Conodont facts for kids
Quick facts for kidsConodonts
Temporal range: Upper Cambrian to Upper Triassic
495–199.6 million years ago
|Reconstruction of a Conodont|
Conodonts are an extinct class of the phylum Chordata. They are now regarded as vertebrates, though the issue is still a live one.
For many years conodonts were known only from their feeding apparatus, which fossilises well. This is because most of the conodont animal was soft-bodied, so everything but the teeth were not fossilised in normal circumstances.
It was not until early 1980s that the conodont teeth were found with trace fossils of the host organism. It came from the Lower Carboniferous lagerstätte near Edinburgh, Scotland.
The 'teeth', called conodont 'elements', are very common in the fossil record, and have been used in biostratigraphy.
They are also used as palaeothermometers. This is because under higher temperatures the phosphate undergoes colour changes, which are measured with the conodont alteration index. This has made them useful for petroleum exploration in rocks dating from the Cambrian to the Upper Triassic.
Description of the animal
Eleven fossil imprints of conodont animals are known. They depict an eel-like creature with 15 or, more rarely, 19 elements forming a bilaterally symmetrical array in the head. This array was a feeding apparatus different from the jaws of modern animals.
There are three forms of teeth, coniform cones, ramiform bars, and pectiniform platforms, which may have performed different roles.
The organisms range from a centimeter or so to the giant Promissum, 40 cm in length. It is now widely agreed that conodonts had large eyes, fins with fin rays, chevron-shaped muscles and a notochord.
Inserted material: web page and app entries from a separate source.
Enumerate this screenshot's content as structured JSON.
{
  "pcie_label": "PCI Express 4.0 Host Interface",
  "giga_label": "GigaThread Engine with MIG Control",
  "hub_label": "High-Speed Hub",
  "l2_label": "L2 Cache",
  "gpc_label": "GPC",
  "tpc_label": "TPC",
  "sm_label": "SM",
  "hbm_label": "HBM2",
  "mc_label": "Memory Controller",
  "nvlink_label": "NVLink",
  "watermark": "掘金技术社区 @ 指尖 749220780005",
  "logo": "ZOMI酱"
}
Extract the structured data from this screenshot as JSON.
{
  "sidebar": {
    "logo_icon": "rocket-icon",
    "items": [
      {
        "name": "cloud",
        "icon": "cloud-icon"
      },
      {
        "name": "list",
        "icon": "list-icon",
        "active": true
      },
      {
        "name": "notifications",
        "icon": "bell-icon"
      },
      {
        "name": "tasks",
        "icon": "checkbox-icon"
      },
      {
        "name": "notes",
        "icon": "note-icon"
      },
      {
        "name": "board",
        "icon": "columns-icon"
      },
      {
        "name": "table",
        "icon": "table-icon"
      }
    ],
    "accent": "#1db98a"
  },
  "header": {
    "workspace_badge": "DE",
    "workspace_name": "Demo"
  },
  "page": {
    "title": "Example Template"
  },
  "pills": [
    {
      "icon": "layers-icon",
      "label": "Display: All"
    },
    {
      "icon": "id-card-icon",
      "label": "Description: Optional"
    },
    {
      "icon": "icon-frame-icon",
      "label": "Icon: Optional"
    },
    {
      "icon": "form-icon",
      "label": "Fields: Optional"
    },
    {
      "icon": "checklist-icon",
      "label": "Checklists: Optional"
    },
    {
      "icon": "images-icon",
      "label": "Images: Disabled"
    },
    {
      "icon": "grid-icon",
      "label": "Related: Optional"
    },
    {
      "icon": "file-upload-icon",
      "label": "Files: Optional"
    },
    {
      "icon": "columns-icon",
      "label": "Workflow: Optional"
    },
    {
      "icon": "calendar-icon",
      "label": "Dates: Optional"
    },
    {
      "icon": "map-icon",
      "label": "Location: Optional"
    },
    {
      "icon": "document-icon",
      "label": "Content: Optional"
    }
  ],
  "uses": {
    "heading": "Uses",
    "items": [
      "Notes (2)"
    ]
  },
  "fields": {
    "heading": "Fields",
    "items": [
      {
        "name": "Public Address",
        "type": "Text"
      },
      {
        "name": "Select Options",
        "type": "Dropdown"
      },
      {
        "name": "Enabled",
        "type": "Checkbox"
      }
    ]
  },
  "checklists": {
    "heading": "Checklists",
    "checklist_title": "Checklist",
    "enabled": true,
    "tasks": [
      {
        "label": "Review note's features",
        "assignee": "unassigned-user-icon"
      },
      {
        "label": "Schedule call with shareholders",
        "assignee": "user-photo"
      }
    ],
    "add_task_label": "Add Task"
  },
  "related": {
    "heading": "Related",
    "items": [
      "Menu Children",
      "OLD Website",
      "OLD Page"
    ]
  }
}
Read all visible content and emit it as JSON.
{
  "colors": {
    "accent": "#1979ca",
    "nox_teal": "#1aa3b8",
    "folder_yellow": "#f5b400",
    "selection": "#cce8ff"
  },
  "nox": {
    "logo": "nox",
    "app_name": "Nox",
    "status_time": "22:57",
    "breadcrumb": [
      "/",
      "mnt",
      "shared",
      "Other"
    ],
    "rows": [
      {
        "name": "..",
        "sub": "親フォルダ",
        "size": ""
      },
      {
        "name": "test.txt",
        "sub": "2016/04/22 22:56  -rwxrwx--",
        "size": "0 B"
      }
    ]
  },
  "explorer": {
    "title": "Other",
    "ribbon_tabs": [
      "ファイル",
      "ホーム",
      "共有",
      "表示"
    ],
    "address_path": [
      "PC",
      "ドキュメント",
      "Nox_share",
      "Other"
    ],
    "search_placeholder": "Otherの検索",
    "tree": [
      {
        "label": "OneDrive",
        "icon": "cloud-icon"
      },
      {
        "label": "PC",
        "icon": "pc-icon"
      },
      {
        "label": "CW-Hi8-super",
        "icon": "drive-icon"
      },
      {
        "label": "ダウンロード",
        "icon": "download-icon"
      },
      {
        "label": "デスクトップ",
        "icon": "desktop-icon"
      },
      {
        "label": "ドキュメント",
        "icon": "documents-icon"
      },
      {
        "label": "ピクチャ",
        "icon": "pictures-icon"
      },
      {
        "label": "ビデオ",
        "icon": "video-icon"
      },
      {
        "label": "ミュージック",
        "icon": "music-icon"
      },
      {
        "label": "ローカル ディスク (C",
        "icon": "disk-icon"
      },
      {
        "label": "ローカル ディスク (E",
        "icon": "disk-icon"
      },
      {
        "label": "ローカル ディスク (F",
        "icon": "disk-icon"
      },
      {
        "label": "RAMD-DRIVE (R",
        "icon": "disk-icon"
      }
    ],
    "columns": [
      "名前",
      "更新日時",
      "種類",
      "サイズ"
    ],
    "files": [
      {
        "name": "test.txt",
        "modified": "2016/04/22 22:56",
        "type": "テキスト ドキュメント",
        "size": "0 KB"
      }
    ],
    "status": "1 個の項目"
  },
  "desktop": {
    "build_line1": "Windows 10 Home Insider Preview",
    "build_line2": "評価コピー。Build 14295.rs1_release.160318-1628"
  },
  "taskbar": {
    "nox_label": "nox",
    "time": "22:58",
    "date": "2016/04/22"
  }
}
The entire class of Conodonts, or at least what was left of them at the time, were wiped out by the Triassic–Jurassic extinction event, which occurred roughly 200 million years ago.